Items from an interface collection
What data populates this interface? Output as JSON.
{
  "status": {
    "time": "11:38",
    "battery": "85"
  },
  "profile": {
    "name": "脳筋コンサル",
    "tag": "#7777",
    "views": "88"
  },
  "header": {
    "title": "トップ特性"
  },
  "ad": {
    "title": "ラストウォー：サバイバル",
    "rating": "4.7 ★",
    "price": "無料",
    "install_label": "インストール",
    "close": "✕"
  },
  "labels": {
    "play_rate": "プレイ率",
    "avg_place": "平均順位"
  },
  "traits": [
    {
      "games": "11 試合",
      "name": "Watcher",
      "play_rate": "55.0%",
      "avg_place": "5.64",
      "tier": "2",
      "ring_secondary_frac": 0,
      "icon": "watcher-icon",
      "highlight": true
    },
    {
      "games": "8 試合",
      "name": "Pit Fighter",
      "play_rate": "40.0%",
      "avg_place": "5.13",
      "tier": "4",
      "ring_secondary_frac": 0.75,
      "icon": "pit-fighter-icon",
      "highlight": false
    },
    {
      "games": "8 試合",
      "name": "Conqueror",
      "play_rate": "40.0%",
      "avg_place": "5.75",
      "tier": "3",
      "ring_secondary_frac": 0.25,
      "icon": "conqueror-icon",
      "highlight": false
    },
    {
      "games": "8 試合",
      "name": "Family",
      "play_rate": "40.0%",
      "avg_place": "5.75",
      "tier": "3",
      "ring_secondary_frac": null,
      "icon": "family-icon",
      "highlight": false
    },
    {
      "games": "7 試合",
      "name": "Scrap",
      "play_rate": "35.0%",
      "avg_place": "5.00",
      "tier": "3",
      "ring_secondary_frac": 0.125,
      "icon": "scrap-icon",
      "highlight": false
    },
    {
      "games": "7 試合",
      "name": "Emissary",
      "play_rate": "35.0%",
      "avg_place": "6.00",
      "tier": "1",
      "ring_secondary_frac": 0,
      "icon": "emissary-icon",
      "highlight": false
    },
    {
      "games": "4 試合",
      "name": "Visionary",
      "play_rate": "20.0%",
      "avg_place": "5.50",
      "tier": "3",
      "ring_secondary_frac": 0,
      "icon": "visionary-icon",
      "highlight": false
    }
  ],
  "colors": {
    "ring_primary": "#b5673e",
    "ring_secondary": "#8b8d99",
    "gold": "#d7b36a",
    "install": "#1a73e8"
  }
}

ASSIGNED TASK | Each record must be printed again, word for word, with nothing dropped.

RESULT OF THIS EXERCISE |
What data populates this interface? Output as JSON.
{
  "status": {
    "time": "11:38",
    "battery": "85"
  },
  "profile": {
    "name": "脳筋コンサル",
    "tag": "#7777",
    "views": "88"
  },
  "header": {
    "title": "トップ特性"
  },
  "ad": {
    "title": "ラストウォー：サバイバル",
    "rating": "4.7 ★",
    "price": "無料",
    "install_label": "インストール",
    "close": "✕"
  },
  "labels": {
    "play_rate": "プレイ率",
    "avg_place": "平均順位"
  },
  "traits": [
    {
      "games": "11 試合",
      "name": "Watcher",
      "play_rate": "55.0%",
      "avg_place": "5.64",
      "tier": "2",
      "ring_secondary_frac": 0,
      "icon": "watcher-icon",
      "highlight": true
    },
    {
      "games": "8 試合",
      "name": "Pit Fighter",
      "play_rate": "40.0%",
      "avg_place": "5.13",
      "tier": "4",
      "ring_secondary_frac": 0.75,
      "icon": "pit-fighter-icon",
      "highlight": false
    },
    {
      "games": "8 試合",
      "name": "Conqueror",
      "play_rate": "40.0%",
      "avg_place": "5.75",
      "tier": "3",
      "ring_secondary_frac": 0.25,
      "icon": "conqueror-icon",
      "highlight": false
    },
    {
      "games": "8 試合",
      "name": "Family",
      "play_rate": "40.0%",
      "avg_place": "5.75",
      "tier": "3",
      "ring_secondary_frac": null,
      "icon": "family-icon",
      "highlight": false
    },
    {
      "games": "7 試合",
      "name": "Scrap",
      "play_rate": "35.0%",
      "avg_place": "5.00",
      "tier": "3",
      "ring_secondary_frac": 0.125,
      "icon": "scrap-icon",
      "highlight": false
    },
    {
      "games": "7 試合",
      "name": "Emissary",
      "play_rate": "35.0%",
      "avg_place": "6.00",
      "tier": "1",
      "ring_secondary_frac": 0,
      "icon": "emissary-icon",
      "highlight": false
    },
    {
      "games": "4 試合",
      "name": "Visionary",
      "play_rate": "20.0%",
      "avg_place": "5.50",
      "tier": "3",
      "ring_secondary_frac": 0,
      "icon": "visionary-icon",
      "highlight": false
    }
  ],
  "colors": {
    "ring_primary": "#b5673e",
    "ring_secondary": "#8b8d99",
    "gold": "#d7b36a",
    "install": "#1a73e8"
  }
}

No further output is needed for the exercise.